Executive Order and Birthright Citizenship


President Donald Trump kicked off a recent debate when he claimed he can use an executive order to end citizenship that is automatically granted to U.S.-born children of undocumented immigrants. “They’re saying I can do it just with an executive order,” he said, in an interview with the news site Axios. His position met strong opposition, including from influential members of his own Republican party. “You cannot end birthright citizenship with an executive order,” House Speaker Paul Ryan said flatly. Who’s right?

The issue of who is a U.S. citizen has been a recurring question in American constitutional law since the time of slavery. A defining event came immediately prior to the beginning of the Civil War when U.S. Supreme Court Chief Justice Roger Taney wrote the 7-2 opinion in the Dred Scott case stating that African-Americans were not United States citizens.

After the conclusion of the Civil War, Congress passed the Civil Rights Act of 1866, which gave citizenship to all U.S.-born persons, including former slaves. It was followed with passage and state ratification in 1868 of the 14th Amendment, which states: “All persons born or naturalized in the United States, and subject to the jurisdiction thereof (emphasis added), are citizens of the United States and the State wherein they reside.”

It would take a lengthy process for a constitutional amendment – rather than a congressional statute – to change the constitution. But the president’s statements have raised questions about the sanctity of the 14th Amendment as written and whether a president has the authority to interpret the amendment to his liking through an executive order.

Executive orders have been successfully challenged in court. The most notable rebuke to a president came after Harry Truman signed Executive Order 10340 in 1952, which placed all U.S. steel mills under federal control during the Korean War. The U.S. Supreme Court ruled 6-3 in Youngstown Sheet & Tube Co. v. Sawyer that Truman had overstepped his authority because he attempted to make law rather than clarify an existing piece of legislation.

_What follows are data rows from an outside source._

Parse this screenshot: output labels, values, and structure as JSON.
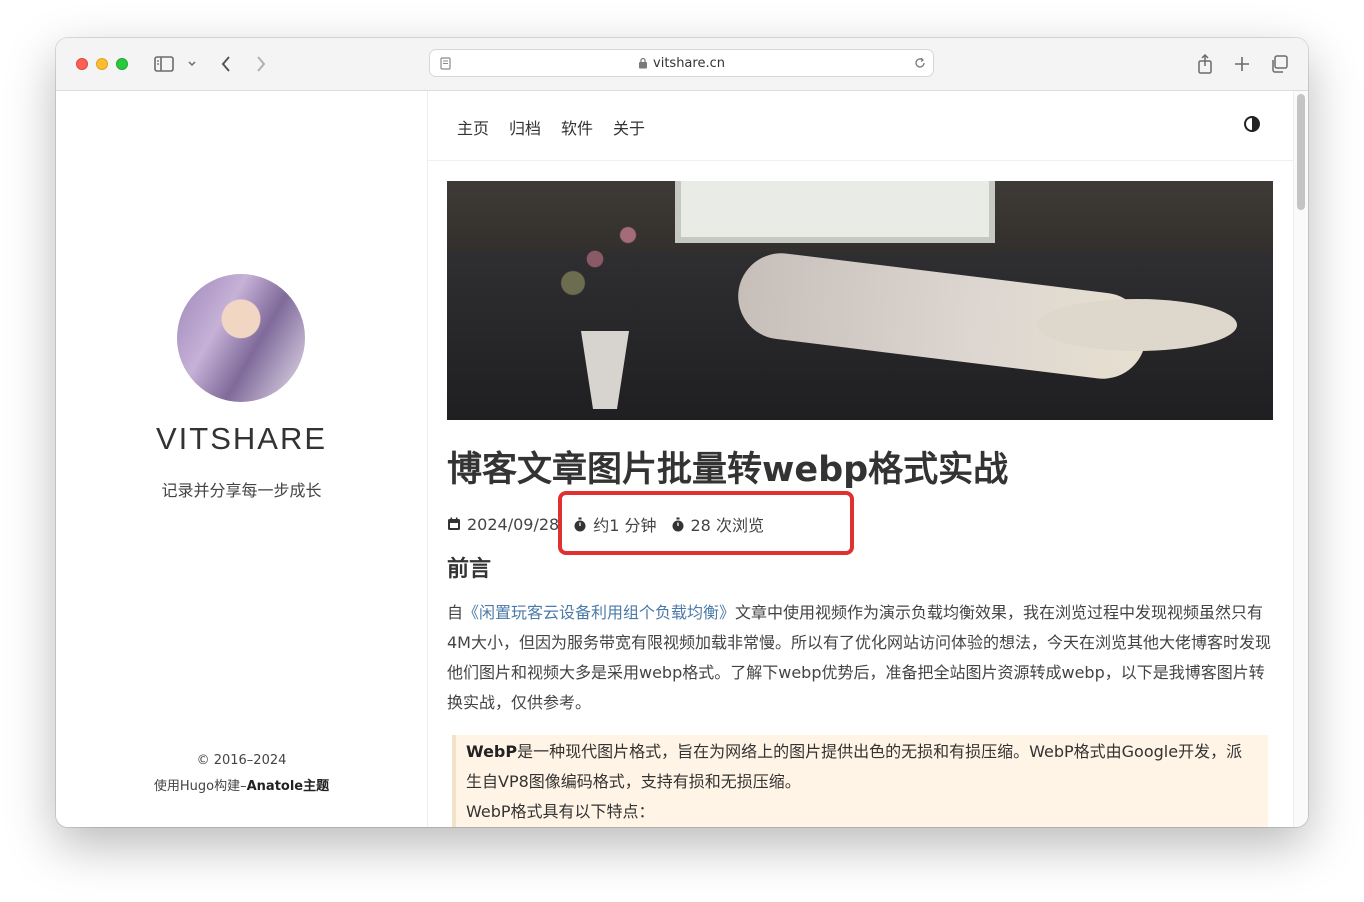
{
  "browser": {
    "url": "vitshare.cn",
    "icons": [
      "sidebar-icon",
      "chevron-down-icon",
      "back-icon",
      "forward-icon",
      "reader-icon",
      "lock-icon",
      "reload-icon",
      "share-icon",
      "new-tab-icon",
      "tabs-overview-icon"
    ]
  },
  "site": {
    "name": "VITSHARE",
    "tagline": "记录并分享每一步成长",
    "footer_copyright": "© 2016–2024",
    "footer_built_prefix": "使用Hugo构建–",
    "footer_theme": "Anatole主题"
  },
  "nav": {
    "items": [
      "主页",
      "归档",
      "软件",
      "关于"
    ],
    "theme_toggle_icon": "theme-toggle-icon"
  },
  "article": {
    "title": "博客文章图片批量转webp格式实战",
    "date": "2024/09/28",
    "read_time": "约1 分钟",
    "views": "28 次浏览",
    "section_heading": "前言",
    "para_prefix": "自",
    "para_link": "《闲置玩客云设备利用组个负载均衡》",
    "para_rest": "文章中使用视频作为演示负载均衡效果，我在浏览过程中发现视频虽然只有4M大小，但因为服务带宽有限视频加载非常慢。所以有了优化网站访问体验的想法，今天在浏览其他大佬博客时发现他们图片和视频大多是采用webp格式。了解下webp优势后，准备把全站图片资源转成webp，以下是我博客图片转换实战，仅供参考。",
    "quote_bold": "WebP",
    "quote_line1": "是一种现代图片格式，旨在为网络上的图片提供出色的无损和有损压缩。WebP格式由Google开发，派生自VP8图像编码格式，支持有损和无损压缩。",
    "quote_line2": "WebP格式具有以下特点："
  },
  "colors": {
    "highlight": "#e03131",
    "link": "#4c7aa8",
    "quote_bg": "#fff4e5"
  }
}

In that decision, Justice Robert Jackson, in a concurring opinion, put forth a three-part test related to the overreach of presidential power that is still relied upon by courts today. Jackson said the president’s powers were at their height when he had the direct or implied authorization from Congress to act; at their middle ground or “a zone of twilight,” as he put it, when acting without either a congressional grant or denial of authority; and “at its lowest ebb” when a president acted against the expressed wishes of Congress.

The president and a few legal scholars say the U.S. Supreme Court has never directly addressed whether the children of undocumented immigrants fall under the 14th Amendment’s “subject to the jurisdiction thereof” clause. Signing an executive order would be a way for the president to try to press the high court for clarification.

But a string of U.S. Supreme Court cases since a landmark decision 120 years ago would appear to work against the president’s argument.

In 1898 in U.S. v. Wong Kim Ark, the court upheld in a 6-2 decision the concept of birthright citizenship. The majority noted that because the 14th Amendment did not define jurisdiction and citizenship “in this as in other respects, it must be interpreted in the light of the (English) common law.”

In Plyler v. Doe in 1982, the Supreme Court, by a 5-4 vote, provided undocumented children the right to a public education. A Texas school district had argued that persons who have entered the U.S. illegally are not “within the jurisdiction” of a state even if they are present within its boundaries and subject to its laws. The majority in Plyler rejected that argument.

“Nor do the logic and history of the 14th Amendment support such a construction. Instead, use of the phrase ‘within its jurisdiction’ confirms the understanding that the Fourteenth Amendment’s protection extends to anyone, citizen or stranger, who is subject to the laws of a State, and reaches into every corner of a State’s territory,” the court said.

So who is right: the president or the speaker? Unless the U.S. Supreme Court has a change of mind, it would appear the speaker has a stronger legal case.

Posted 11/5/2018

American Bar Association

Ethics and Environmental Practice